-- Data to process follows --

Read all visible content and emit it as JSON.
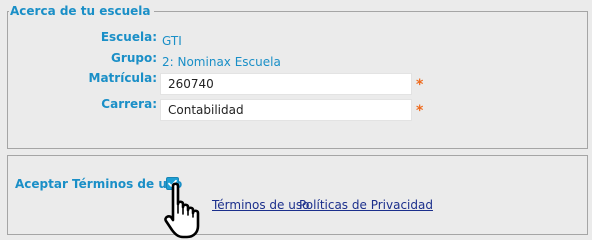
{
  "school_section": {
    "legend": "Acerca de tu escuela",
    "escuela_label": "Escuela:",
    "escuela_value": "GTI",
    "grupo_label": "Grupo:",
    "grupo_value": "2: Nominax Escuela",
    "matricula_label": "Matrícula:",
    "matricula_value": "260740",
    "carrera_label": "Carrera:",
    "carrera_value": "Contabilidad",
    "required_mark": "*"
  },
  "terms_section": {
    "accept_label": "Aceptar Términos de uso",
    "accept_checked": true,
    "terms_link": "Términos de uso",
    "privacy_link": "Políticas de Privacidad"
  },
  "colors": {
    "background": "#ebebeb",
    "label_blue": "#1a8fc7",
    "required_orange": "#ee6a1c",
    "link_navy": "#1b2f8c",
    "checkbox_blue": "#1e9fd4"
  },
  "icons": {
    "cursor": "hand-pointer-icon",
    "checkbox": "checkmark-icon"
  }
}
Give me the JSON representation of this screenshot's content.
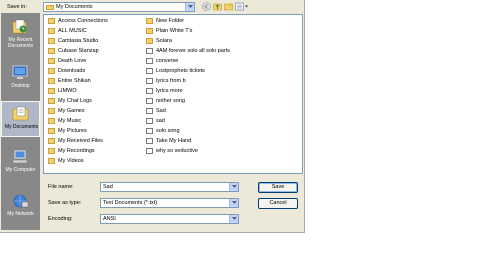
{
  "save_in": {
    "label": "Save in:",
    "value": "My Documents"
  },
  "places": [
    {
      "label": "My Recent Documents",
      "icon": "recent-documents-icon"
    },
    {
      "label": "Desktop",
      "icon": "desktop-icon"
    },
    {
      "label": "My Documents",
      "icon": "my-documents-icon"
    },
    {
      "label": "My Computer",
      "icon": "my-computer-icon"
    },
    {
      "label": "My Network",
      "icon": "my-network-icon"
    }
  ],
  "files_col1": [
    "Access Connections",
    "ALL MUSIC",
    "Camtasia Studio",
    "Cubase Stanzap",
    "Death Love",
    "Downloads",
    "Entire Shikan",
    "LIMWO",
    "My Chat Logs",
    "My Games",
    "My Music",
    "My Pictures",
    "My Received Files",
    "My Recordings",
    "My Videos"
  ],
  "files_col2": [
    {
      "name": "New Folder",
      "type": "folder"
    },
    {
      "name": "Plain White T's",
      "type": "folder"
    },
    {
      "name": "Solara",
      "type": "folder"
    },
    {
      "name": "4AM forever solo all solo parts",
      "type": "doc"
    },
    {
      "name": "converse",
      "type": "doc"
    },
    {
      "name": "Lostprophets tickets",
      "type": "doc"
    },
    {
      "name": "lyrics from b",
      "type": "doc"
    },
    {
      "name": "lyrics more",
      "type": "doc"
    },
    {
      "name": "nother song",
      "type": "doc"
    },
    {
      "name": "Sad",
      "type": "doc"
    },
    {
      "name": "sad",
      "type": "doc"
    },
    {
      "name": "solo song",
      "type": "doc"
    },
    {
      "name": "Take My Hand",
      "type": "doc"
    },
    {
      "name": "why so seductive",
      "type": "doc"
    }
  ],
  "file_name": {
    "label": "File name:",
    "value": "Sad"
  },
  "save_as_type": {
    "label": "Save as type:",
    "value": "Text Documents (*.txt)"
  },
  "encoding": {
    "label": "Encoding:",
    "value": "ANSI"
  },
  "buttons": {
    "save": "Save",
    "cancel": "Cancel"
  }
}
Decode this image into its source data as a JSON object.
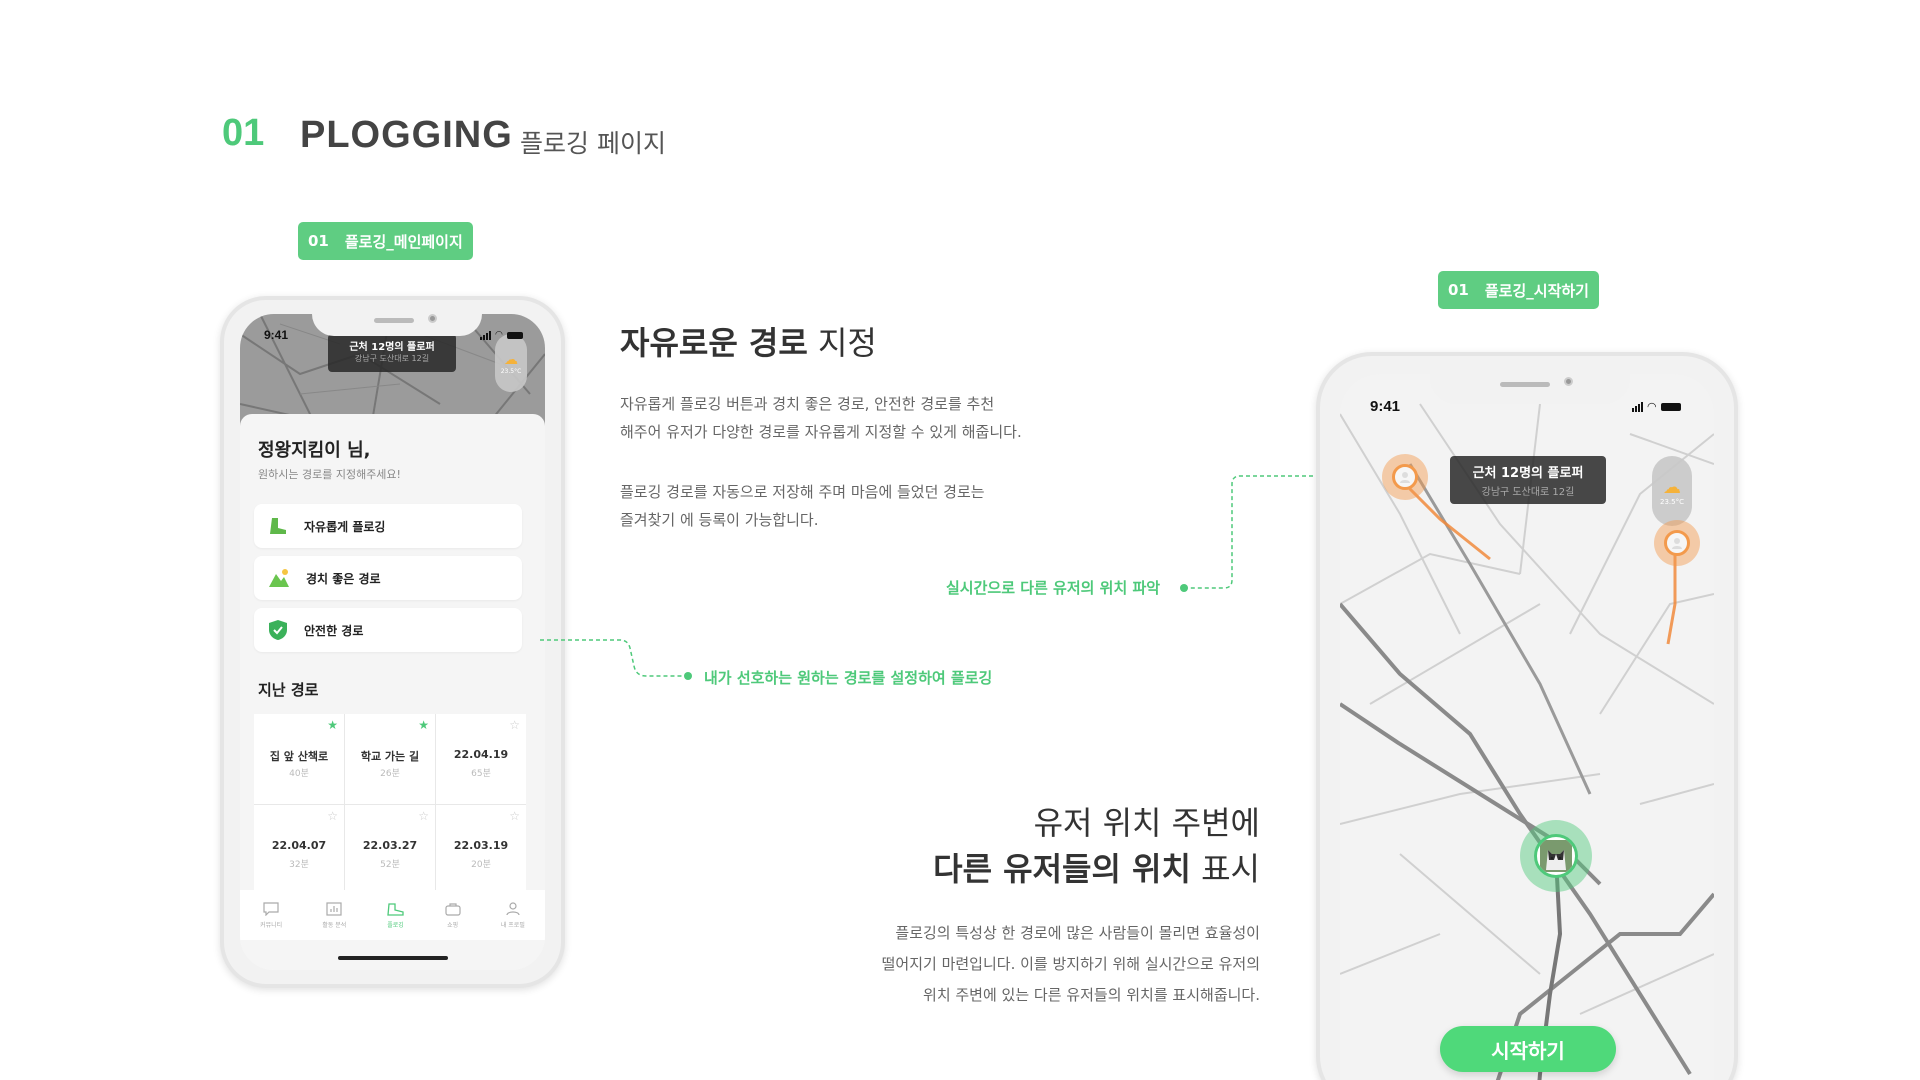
{
  "section": {
    "number": "01",
    "title": "PLOGGING",
    "subtitle": "플로깅 페이지"
  },
  "tags": {
    "main_num": "01",
    "main_label": "플로깅_메인페이지",
    "start_num": "01",
    "start_label": "플로깅_시작하기"
  },
  "left_phone": {
    "time": "9:41",
    "callout_title": "근처 12명의 플로퍼",
    "callout_sub": "강남구 도산대로 12길",
    "weather_temp": "23.5°C",
    "greeting": "정왕지킴이 님,",
    "greeting_sub": "원하시는 경로를 지정해주세요!",
    "options": [
      {
        "label": "자유롭게 플로깅",
        "icon": "sneaker-icon"
      },
      {
        "label": "경치 좋은 경로",
        "icon": "mountain-icon"
      },
      {
        "label": "안전한 경로",
        "icon": "shield-check-icon"
      }
    ],
    "past_title": "지난 경로",
    "past_routes": [
      {
        "name": "집 앞 산책로",
        "minutes": "40분",
        "starred": true
      },
      {
        "name": "학교 가는 길",
        "minutes": "26분",
        "starred": true
      },
      {
        "name": "22.04.19",
        "minutes": "65분",
        "starred": false
      },
      {
        "name": "22.04.07",
        "minutes": "32분",
        "starred": false
      },
      {
        "name": "22.03.27",
        "minutes": "52분",
        "starred": false
      },
      {
        "name": "22.03.19",
        "minutes": "20분",
        "starred": false
      }
    ],
    "tabs": [
      {
        "label": "커뮤니티",
        "icon": "chat-icon"
      },
      {
        "label": "활동 분석",
        "icon": "chart-icon"
      },
      {
        "label": "플로깅",
        "icon": "plogging-icon"
      },
      {
        "label": "쇼핑",
        "icon": "bag-icon"
      },
      {
        "label": "내 프로필",
        "icon": "person-icon"
      }
    ]
  },
  "free_route": {
    "title_bold": "자유로운 경로",
    "title_rest": " 지정",
    "para1_line1": "자유롭게 플로깅 버튼과 경치 좋은 경로, 안전한 경로를 추천",
    "para1_line2": "해주어 유저가 다양한 경로를 자유롭게 지정할 수 있게 해줍니다.",
    "para2_line1": "플로깅 경로를 자동으로 저장해 주며 마음에 들었던 경로는",
    "para2_line2": "즐겨찾기 에 등록이 가능합니다."
  },
  "annotations": {
    "realtime": "실시간으로 다른 유저의 위치 파악",
    "preferred": "내가 선호하는 원하는 경로를 설정하여 플로깅"
  },
  "user_location": {
    "title_line1": "유저 위치 주변에",
    "title_bold": "다른 유저들의 위치",
    "title_rest": " 표시",
    "para_line1": "플로깅의 특성상 한 경로에 많은 사람들이 몰리면 효율성이",
    "para_line2": "떨어지기 마련입니다. 이를 방지하기 위해 실시간으로 유저의",
    "para_line3": "위치 주변에 있는 다른 유저들의 위치를 표시해줍니다."
  },
  "right_phone": {
    "time": "9:41",
    "callout_title": "근처 12명의 플로퍼",
    "callout_sub": "강남구 도산대로 12길",
    "weather_temp": "23.5°C",
    "start_label": "시작하기"
  },
  "colors": {
    "accent": "#4ec97a",
    "user_orange": "#f39a4c"
  }
}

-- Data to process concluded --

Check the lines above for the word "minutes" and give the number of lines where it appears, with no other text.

→ Reply to the task: 6